Why You Shouldn't Start with Goals

Instead, determine your right amount of risk.

Have you noticed that goal setting is everywhere, especially SMART goals - goals that are S-pecific, M-easurable, A-ttainable, R-elevant, and T-ime bound?

Sure, this methodology of setting a SMART goal makes sense for aspiring to improve your fitness or to develop a new skill or for self improvement in any area.

This does NOT work for wealth services, and yet this industry is full of financial advisors who will begin their work with you by sitting down to determine your goals.

Here at WealthFactor, we see some flaws in this method, and therefore we approach the topic of goals from a very different angle.

When we say we don’t start with goals, we mean just that.

Rather than you having a goal in mind (like retiring to a tropical place, or leaving a huge legacy to your grandkids), and then finding a way to get you there, we instead start with measurable data to see exactly where you are beginning from.

Remember, we are real-ist experts, who avoid unnecessary risk (because it leads to an increased probability of failure) and we operate within our philosophy called RiskSmart (learn more about that in this Insight post) - we always start with an evidence-based, foundation of realism.

How? By determining your capacity for risk, specifically structural and behavioral risk.

Structural risk measures your ability to absorb financial losses without putting your financial objectives in jeopardy.

All the data points that make your situation unique to you determine your structural capacity for risk, including:
 - Your age (which plays less of a role as wealth increases)
 - Your current assets
 - The time horizon (how long until retirement or large life changes)
 - Current activity on your accounts (what draws do you currently have)
 - Other sources of income (such as social security or a pension)
 - Significant health care needs (for someone in your household, or yourself)

These items are the closest to constants we have in the equation of your wealth and your risk capacity.

Behavioral risk measures your tendency to make investing mistakes due to your behavior or psychology.
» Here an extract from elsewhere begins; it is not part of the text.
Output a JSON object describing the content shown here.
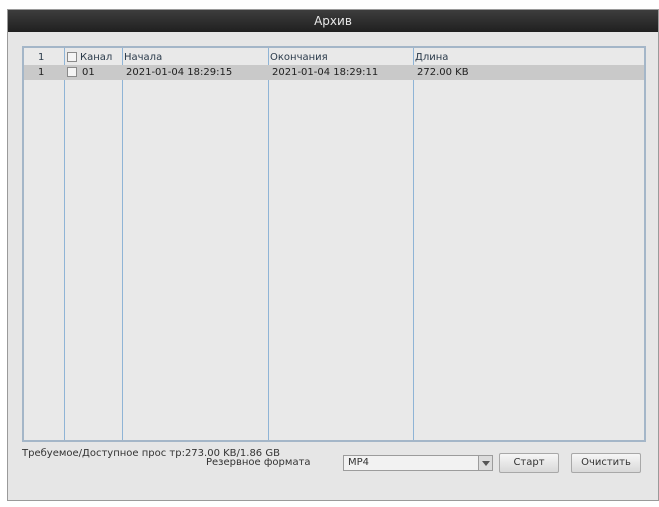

For instance, how well can you withstand the downside volatility of the market or do you panic and make a decision that is reactionary? There is a large body of evidence from the field of behavioral economics on the biases of investors and common investing mistakes.¹

At WealthFactor, we determine what your behavioral capacity for risk is and use that data to help you make informed decisions.

There are two ways to decrease behavioral mistakes:
1 - Through detailed understanding, education, and expertise
2 - Through coaching

WealthFactor’s experts can assist you with both!

Once we’ve evaluated your structural and behavioral risk and assigned each a score from 1 to 100, the lower of these two scores becomes your MaxRisk score. This represents a limit on the amount of risk we recommend for you for a long term investment.

Next we allocate your investable assets into growth and stability buckets, filtering as needed to create a personalized index for your unique situation.

If you’re interested in digging into the specific details of our investing philosophy, you can read about it here in this recent Insights post.  https://www.wealthfactor.co/insights/approach

There is a place for goals in our methodology. It just comes at the end.

See, the biggest negative to centering on the goal first is it removes the focus from the parts you can control that will impact your success.

The focus needs to be on things that are defined and controllable.

We don’t have control over the markets and what they produce. Simulations are rooted in the unknowable. There’s more that is unpredictable than predictable. To approach a portfolio with a return target isn’t effective.

¹Thinking Fast and Slow, Kahneman, 2001. / Misbehaving: The Making of Behavioral Economics, Thaler, 2016.


What you can focus on is your structural situation and then filter your probability of your behavioral mistakes over the top of that. These should influence how much risk you take and determine how you invest. Goals come after that!



It’s ok if you have.

But maybe it’s time to revisit the approach you’ve taken with advisors in the past and rework your portfolio from a risk perspective. Perhaps you’ve taken on more risk than is necessary and you’re paying higher fees as a result.

Start here with our RiskScore tools, so begin to determine your right-fit risk capacity.

RiskScore: Behavior   RiskScore: Structure

Recent Insights